[Data records]
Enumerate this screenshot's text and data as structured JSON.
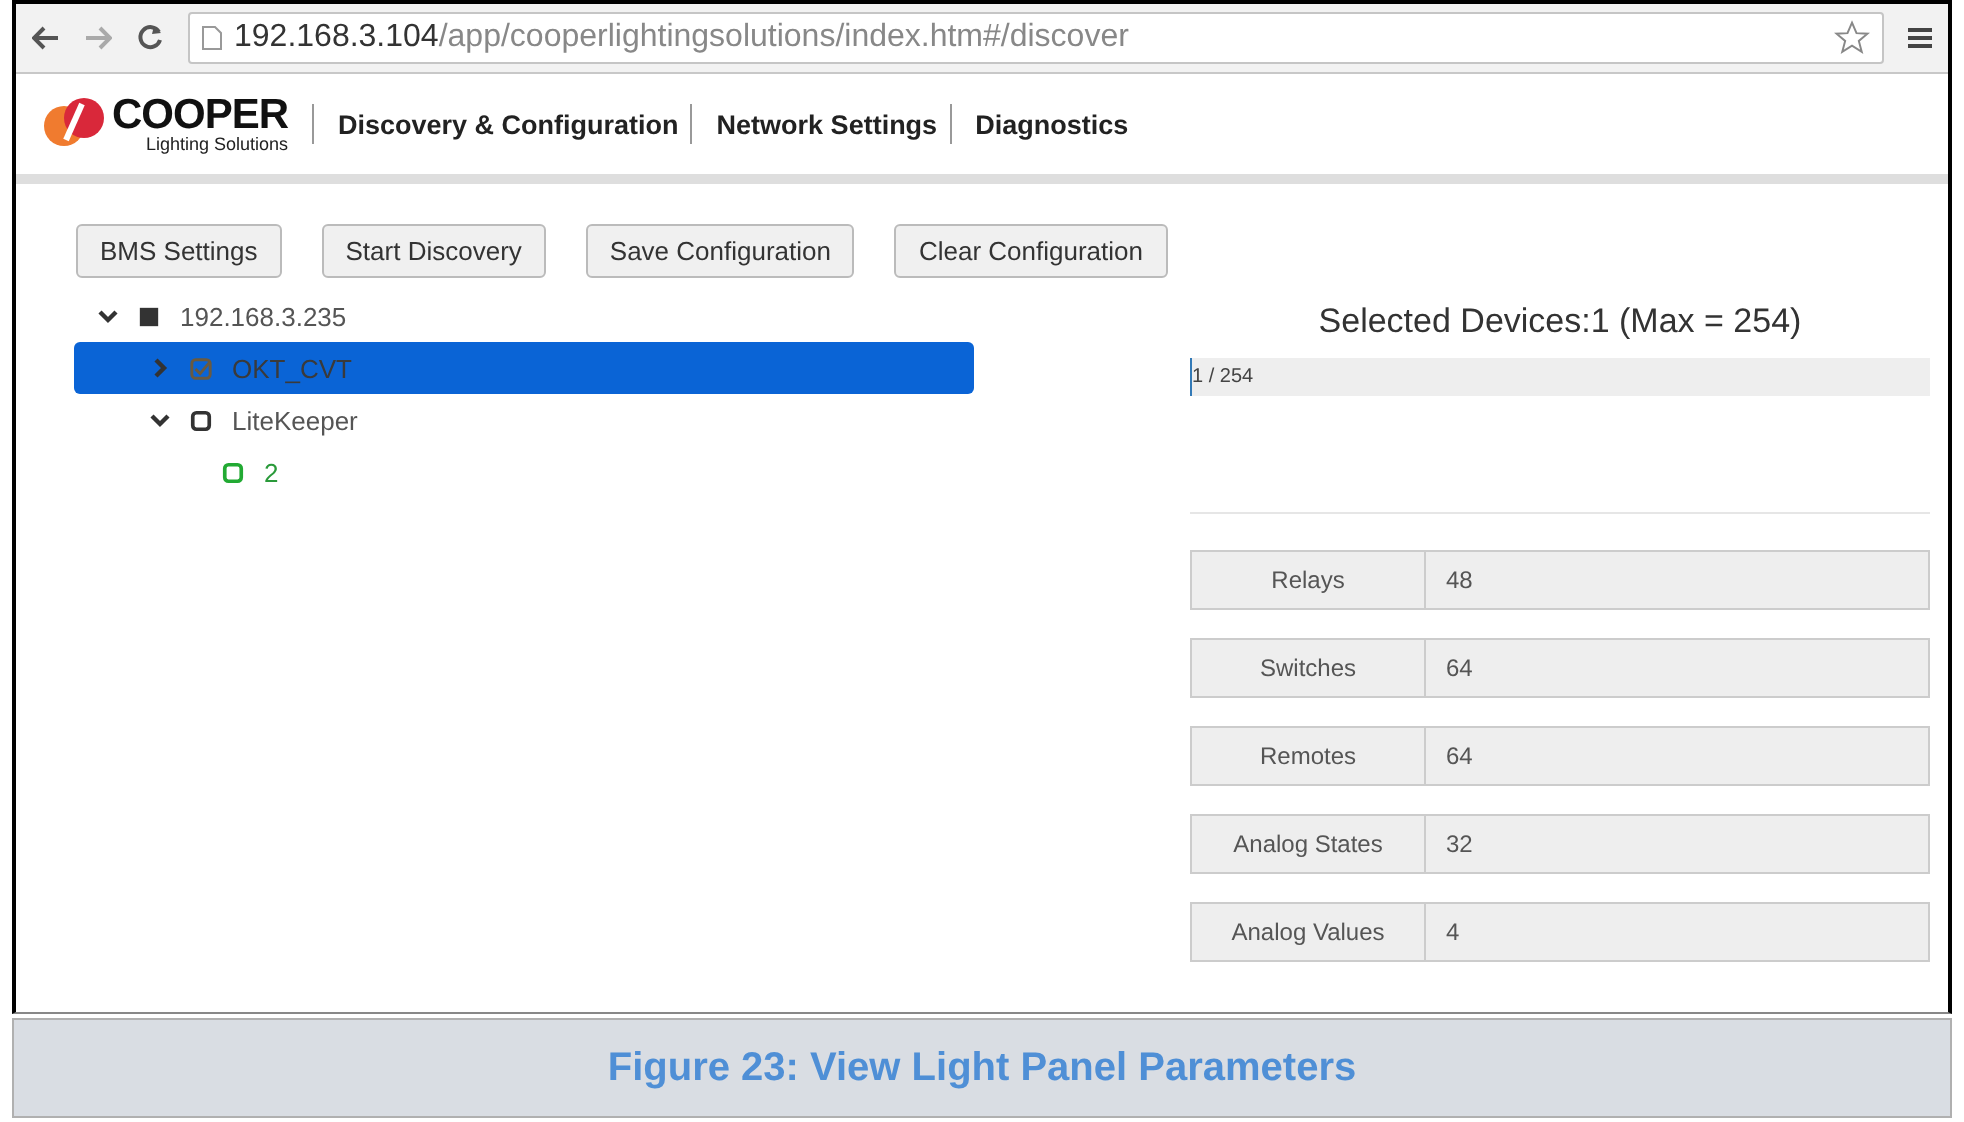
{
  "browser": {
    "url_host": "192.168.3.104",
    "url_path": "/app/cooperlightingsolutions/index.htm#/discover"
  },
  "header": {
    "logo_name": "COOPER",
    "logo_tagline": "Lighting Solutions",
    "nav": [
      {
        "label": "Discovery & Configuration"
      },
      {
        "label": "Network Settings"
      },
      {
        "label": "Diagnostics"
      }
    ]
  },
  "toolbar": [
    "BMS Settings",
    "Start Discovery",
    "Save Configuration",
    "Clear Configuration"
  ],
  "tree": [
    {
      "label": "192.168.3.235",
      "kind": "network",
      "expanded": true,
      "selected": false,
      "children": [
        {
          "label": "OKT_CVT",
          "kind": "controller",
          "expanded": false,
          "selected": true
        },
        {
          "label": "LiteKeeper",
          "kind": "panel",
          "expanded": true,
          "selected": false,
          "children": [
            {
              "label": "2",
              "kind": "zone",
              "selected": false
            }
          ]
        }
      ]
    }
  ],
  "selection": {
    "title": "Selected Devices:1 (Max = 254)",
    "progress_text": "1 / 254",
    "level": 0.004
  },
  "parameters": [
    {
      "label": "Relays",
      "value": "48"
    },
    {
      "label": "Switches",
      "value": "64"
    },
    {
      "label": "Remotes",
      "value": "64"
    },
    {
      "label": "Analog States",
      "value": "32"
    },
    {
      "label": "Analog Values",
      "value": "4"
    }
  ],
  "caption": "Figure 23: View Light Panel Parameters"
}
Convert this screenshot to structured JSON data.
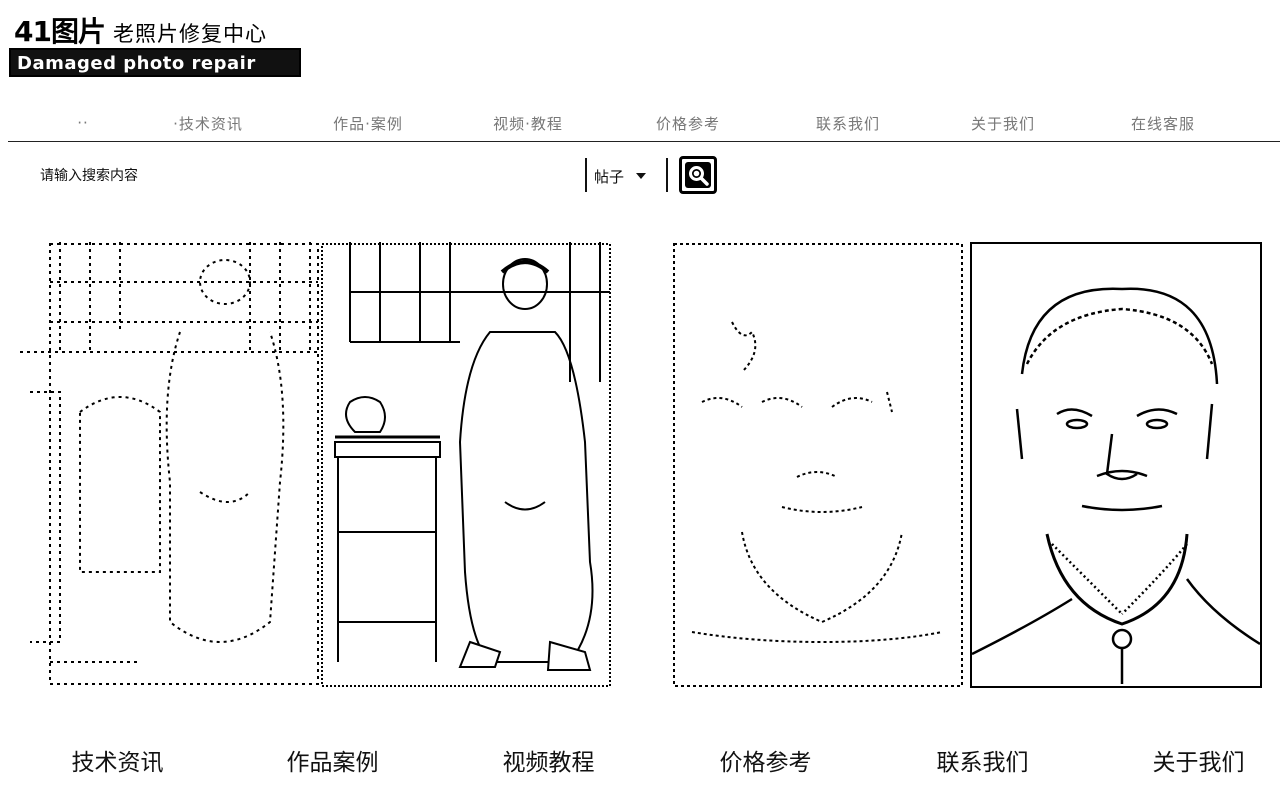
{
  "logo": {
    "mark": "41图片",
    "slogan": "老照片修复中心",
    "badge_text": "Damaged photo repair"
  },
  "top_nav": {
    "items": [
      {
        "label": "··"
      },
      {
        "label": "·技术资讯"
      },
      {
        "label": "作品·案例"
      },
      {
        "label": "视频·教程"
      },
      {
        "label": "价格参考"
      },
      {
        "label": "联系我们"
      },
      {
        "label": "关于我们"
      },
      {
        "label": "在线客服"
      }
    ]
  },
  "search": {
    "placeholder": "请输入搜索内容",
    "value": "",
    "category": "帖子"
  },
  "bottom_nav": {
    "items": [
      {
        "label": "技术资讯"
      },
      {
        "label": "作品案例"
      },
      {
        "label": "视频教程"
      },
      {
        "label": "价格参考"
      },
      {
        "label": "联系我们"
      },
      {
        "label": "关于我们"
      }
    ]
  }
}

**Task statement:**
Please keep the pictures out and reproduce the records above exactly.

**Written answer:**
Enumerate this screenshot's text and data as structured JSON.
{
  "browser": {
    "url_host": "192.168.3.104",
    "url_path": "/app/cooperlightingsolutions/index.htm#/discover"
  },
  "header": {
    "logo_name": "COOPER",
    "logo_tagline": "Lighting Solutions",
    "nav": [
      {
        "label": "Discovery & Configuration"
      },
      {
        "label": "Network Settings"
      },
      {
        "label": "Diagnostics"
      }
    ]
  },
  "toolbar": [
    "BMS Settings",
    "Start Discovery",
    "Save Configuration",
    "Clear Configuration"
  ],
  "tree": [
    {
      "label": "192.168.3.235",
      "kind": "network",
      "expanded": true,
      "selected": false,
      "children": [
        {
          "label": "OKT_CVT",
          "kind": "controller",
          "expanded": false,
          "selected": true
        },
        {
          "label": "LiteKeeper",
          "kind": "panel",
          "expanded": true,
          "selected": false,
          "children": [
            {
              "label": "2",
              "kind": "zone",
              "selected": false
            }
          ]
        }
      ]
    }
  ],
  "selection": {
    "title": "Selected Devices:1 (Max = 254)",
    "progress_text": "1 / 254",
    "level": 0.004
  },
  "parameters": [
    {
      "label": "Relays",
      "value": "48"
    },
    {
      "label": "Switches",
      "value": "64"
    },
    {
      "label": "Remotes",
      "value": "64"
    },
    {
      "label": "Analog States",
      "value": "32"
    },
    {
      "label": "Analog Values",
      "value": "4"
    }
  ],
  "caption": "Figure 23: View Light Panel Parameters"
}
Convert this screenshot to structured JSON data.
{
  "logo": {
    "mark": "41图片",
    "slogan": "老照片修复中心",
    "badge_text": "Damaged photo repair"
  },
  "top_nav": {
    "items": [
      {
        "label": "··"
      },
      {
        "label": "·技术资讯"
      },
      {
        "label": "作品·案例"
      },
      {
        "label": "视频·教程"
      },
      {
        "label": "价格参考"
      },
      {
        "label": "联系我们"
      },
      {
        "label": "关于我们"
      },
      {
        "label": "在线客服"
      }
    ]
  },
  "search": {
    "placeholder": "请输入搜索内容",
    "value": "",
    "category": "帖子"
  },
  "bottom_nav": {
    "items": [
      {
        "label": "技术资讯"
      },
      {
        "label": "作品案例"
      },
      {
        "label": "视频教程"
      },
      {
        "label": "价格参考"
      },
      {
        "label": "联系我们"
      },
      {
        "label": "关于我们"
      }
    ]
  }
}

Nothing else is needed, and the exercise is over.